Ledesma to face pressure for Argentina's World Cup failure
TOKYO (AP) — Argentina is about to make its earliest exit from the Rugby World Cup in 16 years, and coach Mario Ledesma knows his future will be a hot topic.
"Obviously I'm the head coach and I'm responsible," Ledesma said after 14-man Argentina lost to England 39-10 on Saturday in Tokyo. "As far as I know my contract is still running."
Argentina's exit at the group stage would become official on Sunday if France beat Tonga — as expected.
Ledesma's coaching performance in this Rugby World Cup will be immediately compared with that of Gonzalo Quesada, who coached the Argentina-based Jaguars — using almost all the same players — to the Super Rugby final in June.
Ledesma and Quesada played together on Argentina's national team — Ledesma as a hooker and Quesada as a flyhalf.
Adding to the pressure is the fact that Argentina reached the semifinals in the 2015 Rugby World Cup in England, and also made the final four in 2007.

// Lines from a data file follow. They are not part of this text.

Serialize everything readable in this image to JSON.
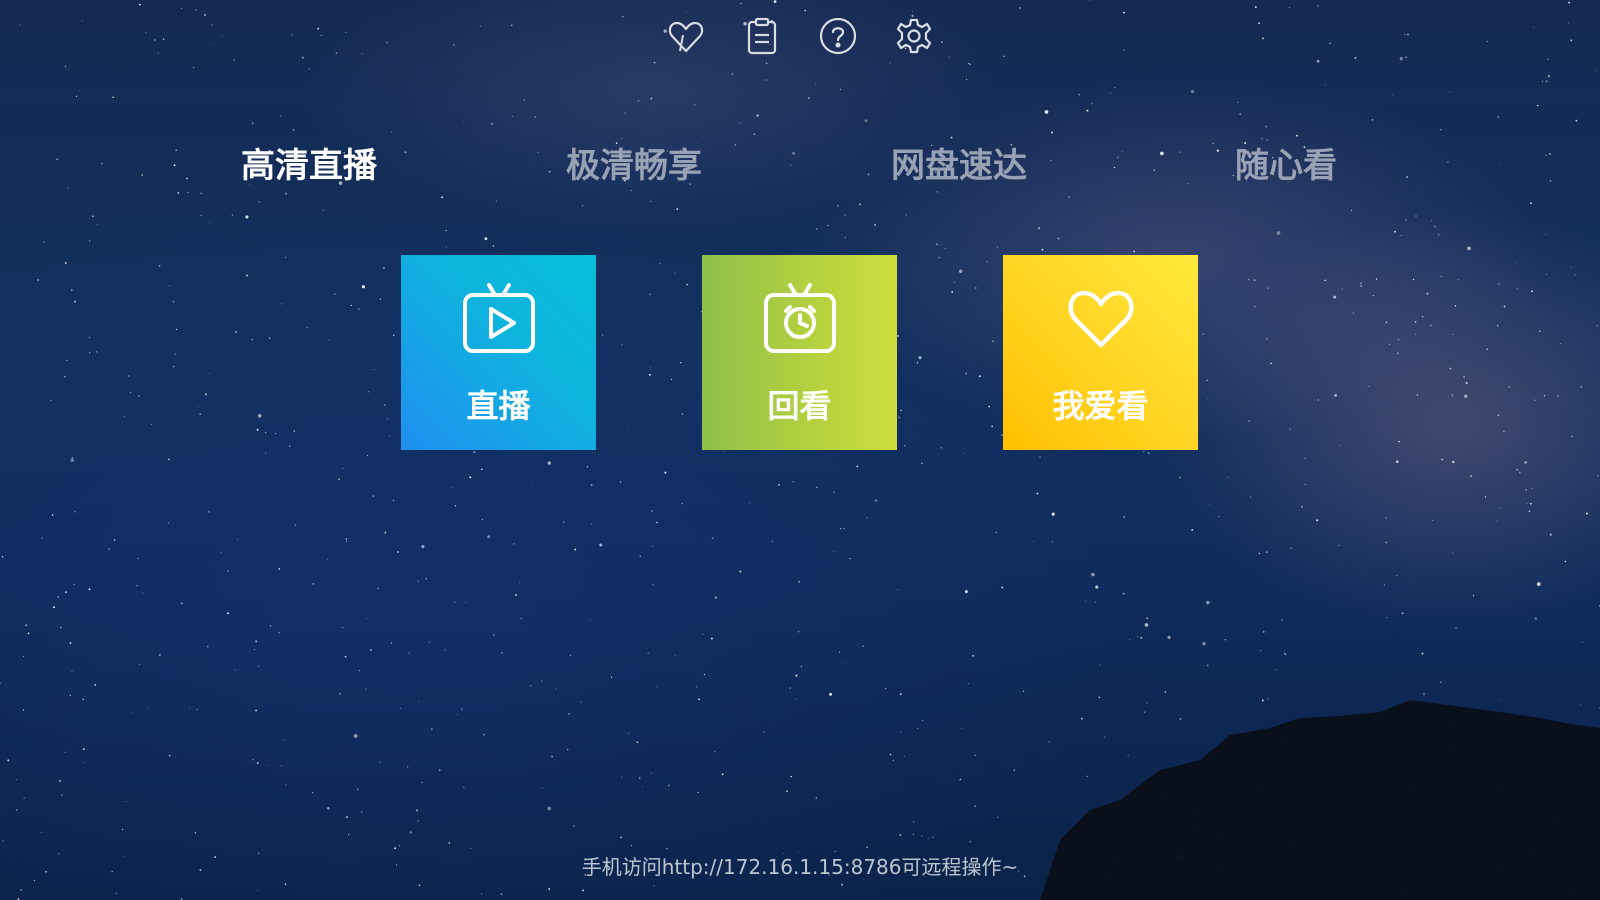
{
  "top_icons": [
    {
      "name": "favorite-heart-icon"
    },
    {
      "name": "clipboard-icon"
    },
    {
      "name": "help-icon"
    },
    {
      "name": "settings-gear-icon"
    }
  ],
  "tabs": [
    {
      "label": "高清直播",
      "active": true
    },
    {
      "label": "极清畅享",
      "active": false
    },
    {
      "label": "网盘速达",
      "active": false
    },
    {
      "label": "随心看",
      "active": false
    }
  ],
  "tiles": [
    {
      "label": "直播",
      "icon": "tv-play-icon"
    },
    {
      "label": "回看",
      "icon": "tv-clock-icon"
    },
    {
      "label": "我爱看",
      "icon": "heart-icon"
    }
  ],
  "footer": {
    "text": "手机访问http://172.16.1.15:8786可远程操作~"
  },
  "colors": {
    "live_tile": "#15a3e6",
    "replay_tile": "#acd042",
    "favorite_tile": "#ffd21e",
    "active_tab": "#ffffff",
    "inactive_tab": "#c8cdd7"
  }
}
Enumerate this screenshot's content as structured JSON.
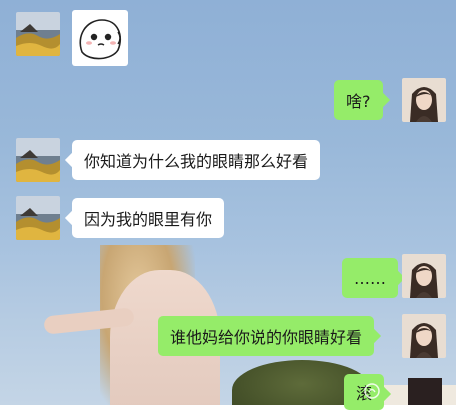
{
  "chat": {
    "messages": [
      {
        "side": "received",
        "type": "sticker",
        "sticker": "cartoon-shy-face-sticker"
      },
      {
        "side": "sent",
        "text": "啥?"
      },
      {
        "side": "received",
        "text": "你知道为什么我的眼睛那么好看"
      },
      {
        "side": "received",
        "text": "因为我的眼里有你"
      },
      {
        "side": "sent",
        "text": "……"
      },
      {
        "side": "sent",
        "text": "谁他妈给你说的你眼睛好看"
      },
      {
        "side": "sent",
        "text": "滚"
      }
    ]
  },
  "colors": {
    "sent_bubble": "#95ec69",
    "received_bubble": "#ffffff",
    "background": "#9bb8d8"
  },
  "icons": {
    "received_avatar": "landscape-avatar",
    "sent_avatar": "girl-long-hair-avatar",
    "watermark": "watermark-logo-icon"
  }
}
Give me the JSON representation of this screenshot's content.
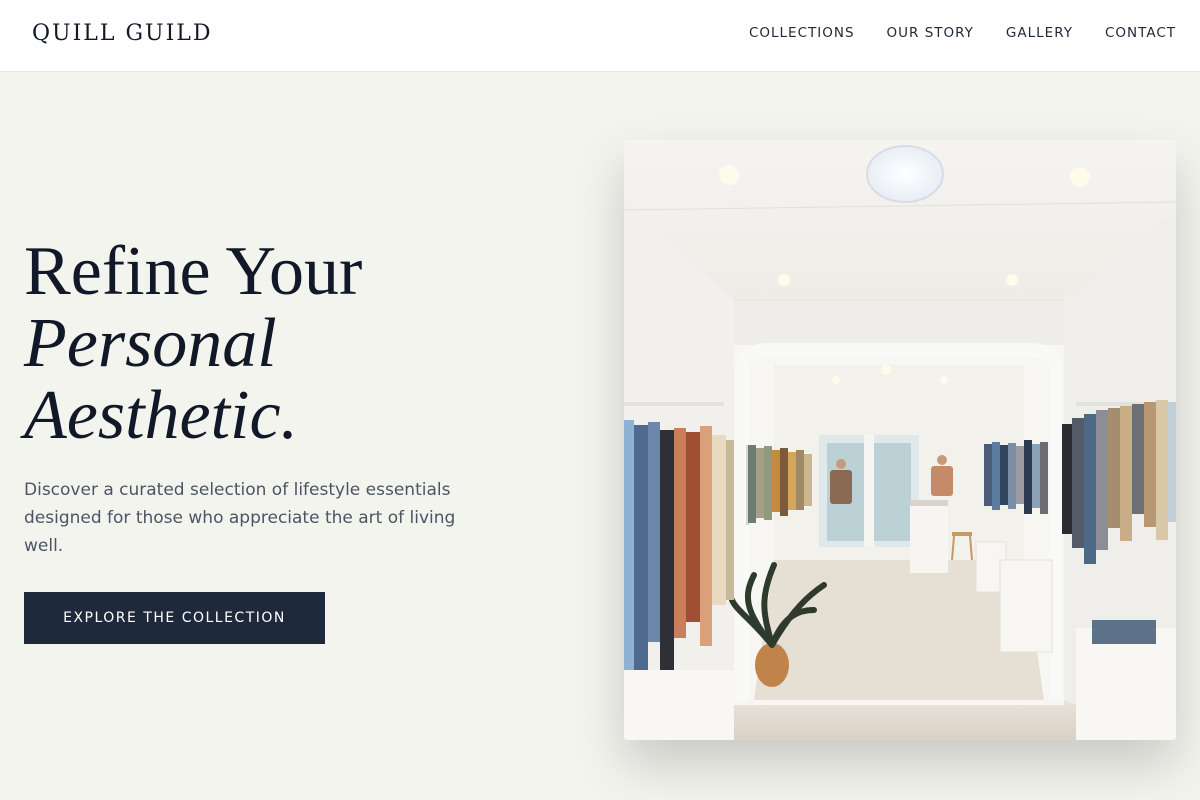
{
  "brand": {
    "name": "QUILL GUILD"
  },
  "nav": {
    "items": [
      {
        "label": "COLLECTIONS"
      },
      {
        "label": "OUR STORY"
      },
      {
        "label": "GALLERY"
      },
      {
        "label": "CONTACT"
      }
    ]
  },
  "hero": {
    "headline": {
      "line1": "Refine Your",
      "line2": "Personal",
      "line3": "Aesthetic."
    },
    "description": "Discover a curated selection of lifestyle essentials designed for those who appreciate the art of living well.",
    "cta_label": "EXPLORE THE COLLECTION"
  },
  "colors": {
    "background": "#f4f4ef",
    "navbar": "#fefefe",
    "headline": "#111827",
    "body_text": "#4b5563",
    "button": "#1e293b",
    "button_text": "#ffffff"
  }
}
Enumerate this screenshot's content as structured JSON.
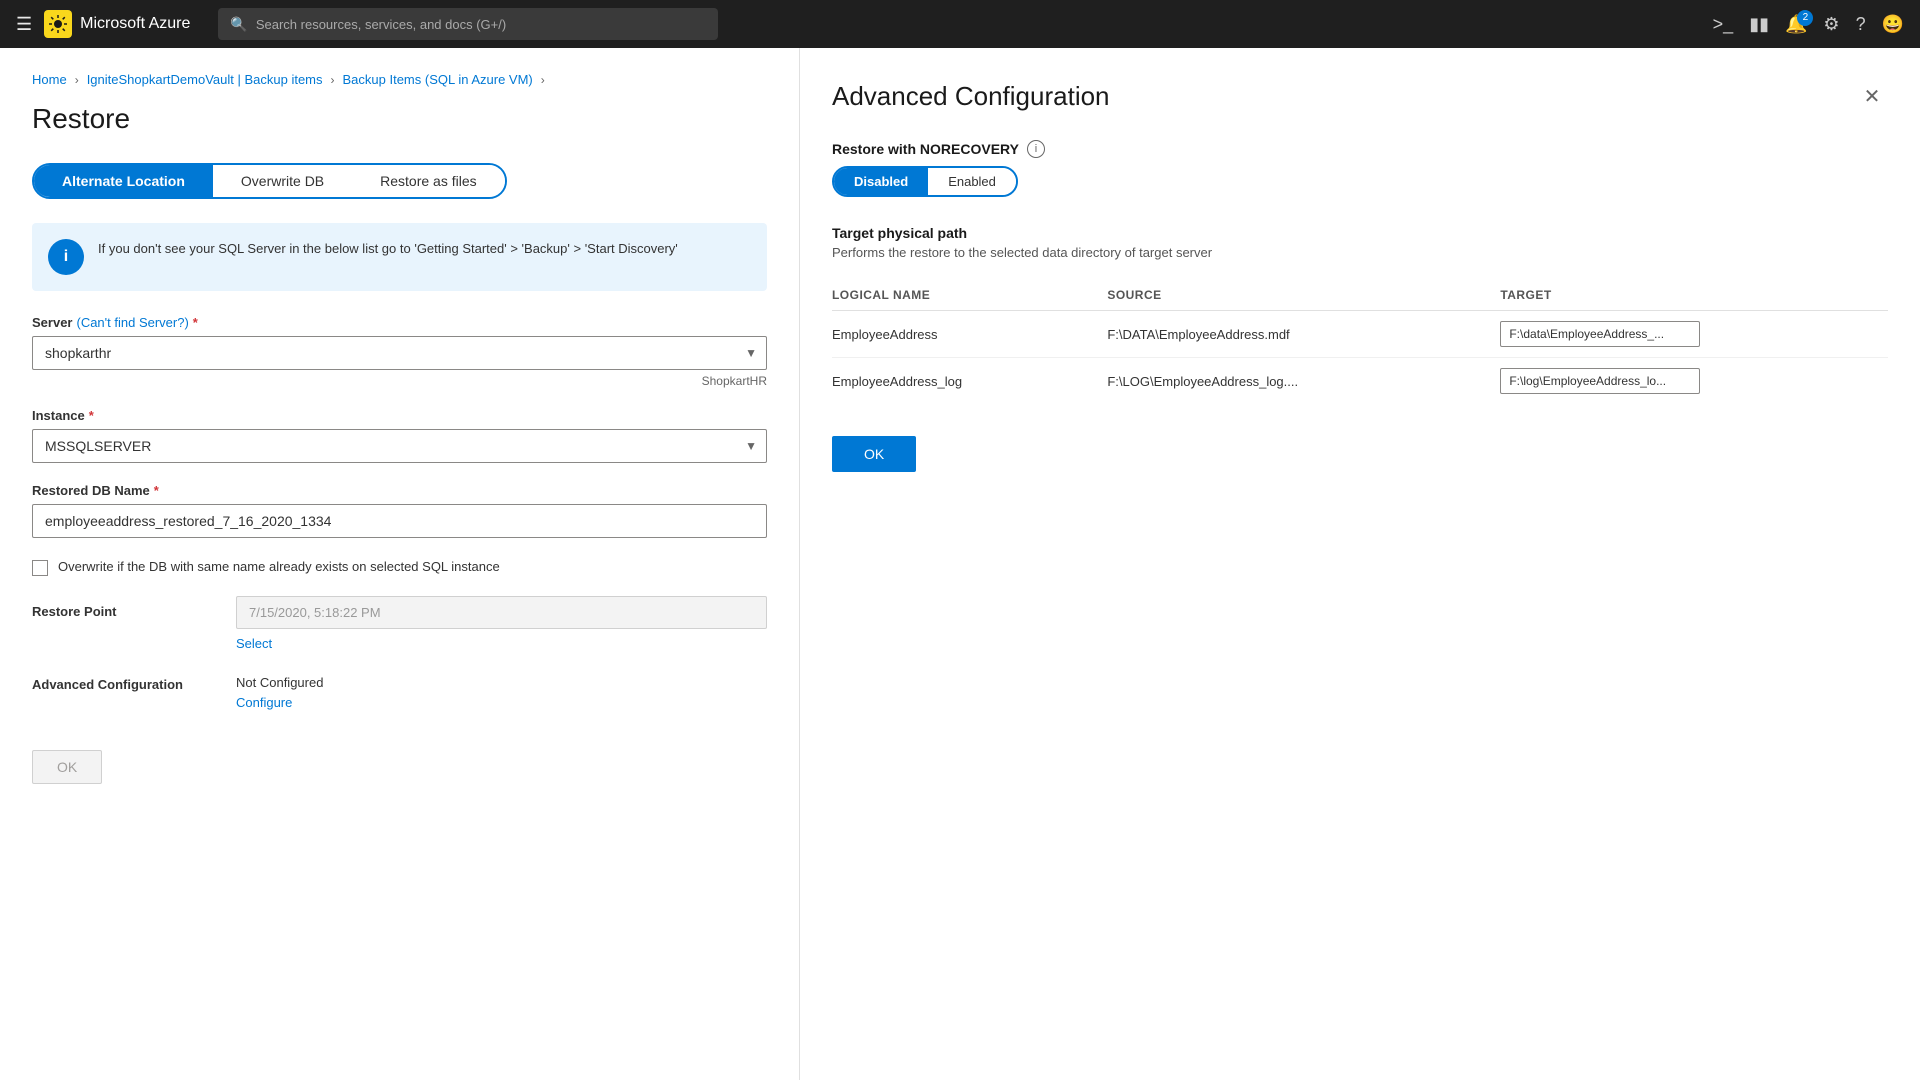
{
  "topnav": {
    "hamburger_label": "☰",
    "logo_text": "Microsoft Azure",
    "search_placeholder": "Search resources, services, and docs (G+/)",
    "notification_count": "2"
  },
  "breadcrumb": {
    "items": [
      {
        "label": "Home",
        "link": true
      },
      {
        "label": "IgniteShopkartDemoVault | Backup items",
        "link": true
      },
      {
        "label": "Backup Items (SQL in Azure VM)",
        "link": true
      }
    ],
    "current": ""
  },
  "restore": {
    "page_title": "Restore",
    "tabs": [
      {
        "label": "Alternate Location",
        "active": true
      },
      {
        "label": "Overwrite DB",
        "active": false
      },
      {
        "label": "Restore as files",
        "active": false
      }
    ],
    "info_message": "If you don't see your SQL Server in the below list go to 'Getting Started' > 'Backup' > 'Start Discovery'",
    "server_label": "Server",
    "cant_find_label": "(Can't find Server?)",
    "server_value": "shopkarthr",
    "server_sub": "ShopkartHR",
    "instance_label": "Instance",
    "instance_value": "MSSQLSERVER",
    "restored_db_label": "Restored DB Name",
    "restored_db_value": "employeeaddress_restored_7_16_2020_1334",
    "overwrite_checkbox_label": "Overwrite if the DB with same name already exists on selected SQL instance",
    "overwrite_checked": false,
    "restore_point_label": "Restore Point",
    "restore_point_date": "7/15/2020, 5:18:22 PM",
    "restore_point_select": "Select",
    "adv_config_label": "Advanced Configuration",
    "adv_config_value": "Not Configured",
    "adv_config_link": "Configure",
    "ok_button": "OK",
    "required_star": "*"
  },
  "advanced_config": {
    "title": "Advanced Configuration",
    "norecovery_label": "Restore with NORECOVERY",
    "norecovery_info": "i",
    "toggle_disabled": "Disabled",
    "toggle_enabled": "Enabled",
    "toggle_active": "Disabled",
    "target_path_title": "Target physical path",
    "target_path_desc": "Performs the restore to the selected data directory of target server",
    "table": {
      "headers": [
        "LOGICAL NAME",
        "SOURCE",
        "TARGET"
      ],
      "rows": [
        {
          "logical_name": "EmployeeAddress",
          "source": "F:\\DATA\\EmployeeAddress.mdf",
          "target_value": "F:\\data\\EmployeeAddress_..."
        },
        {
          "logical_name": "EmployeeAddress_log",
          "source": "F:\\LOG\\EmployeeAddress_log....",
          "target_value": "F:\\log\\EmployeeAddress_lo..."
        }
      ]
    },
    "ok_button": "OK"
  }
}
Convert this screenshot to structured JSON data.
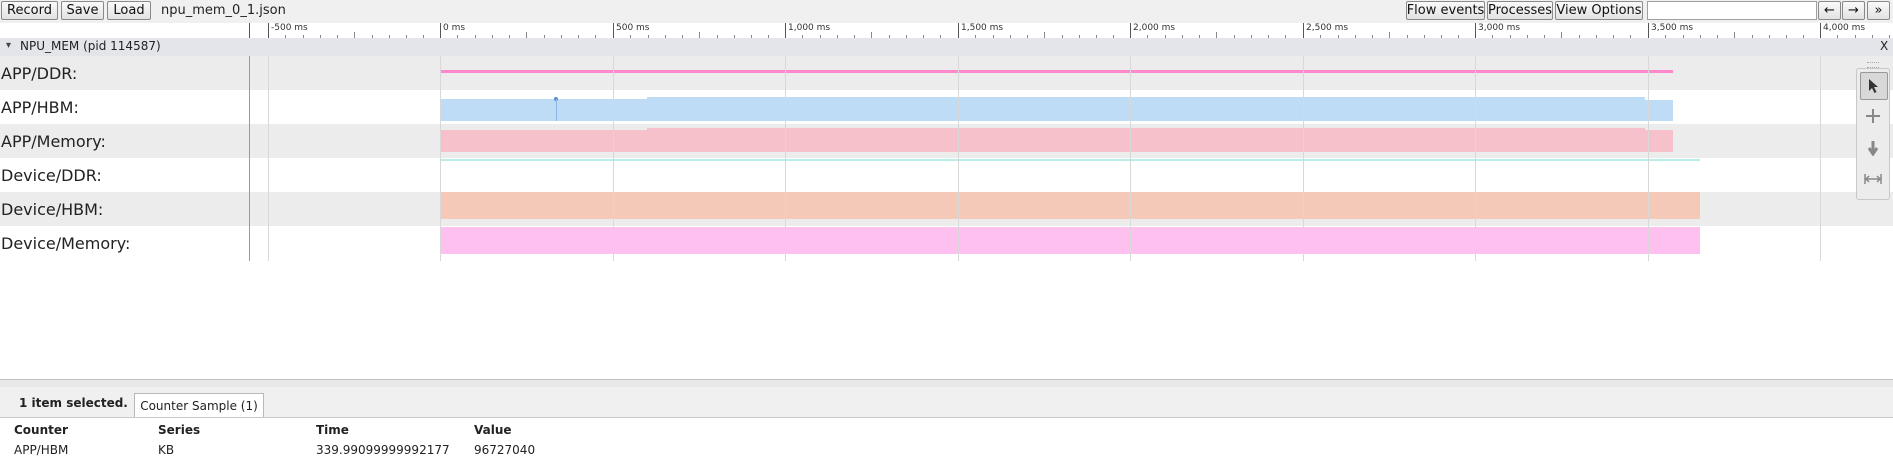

"I was not able to meet the expectations, and I'm quite disappointed about that," said Ledesma, who described this Rugby World Cup as "wide open," further adding to the pain.
Argentina was on mostly even terms with England and trailed only 5-3 when Tomas Lavanini was red-carded in the 18th minute for a dangerous tackle on England's Owen Farrell.
"I thought it was fair," Ledsema said of the red card which left Argentina with a man down for more than three-quarters of the game. "It had a big impact, especially because it was pretty early in the game."
The England loss hurt, but worse was the 23-21 loss to France in the opening Pool C match. Argentina trailed 20-3 at the half, and then rallied hard. Argentina rebounded with a 28-12 win over Tonga to finetune for the England match, but it ultimately did no good. Argentina will finish its campaign against the U.S. Eagles on Wednesday, three days before England and France meet to determine top spot in the group.
Ledesma talked about looking to the future and repeated that 16 of his players had made debuts in this Rugby World Cup. He also pointed out that England failed to advance from the pool stage in a tournament it hosted just four years ago.
"There's always teams that win or lose in the World Cup. We're not the first," he said.
The match was edgy from the start, players often pushing and shoving. And it got a bit worse after the red card, which seemed to motivate Argentina and give players a "psychological lift," as England coach Eddie Jones called it.
"I probably wouldn't call them fights," said Farrell, who was nursing a sore jaw from Lavanini's high tackle. "But yeah, there was a lot of stuff after the ball. It's not something we want to get caught up in, but we want to be able to look after our players."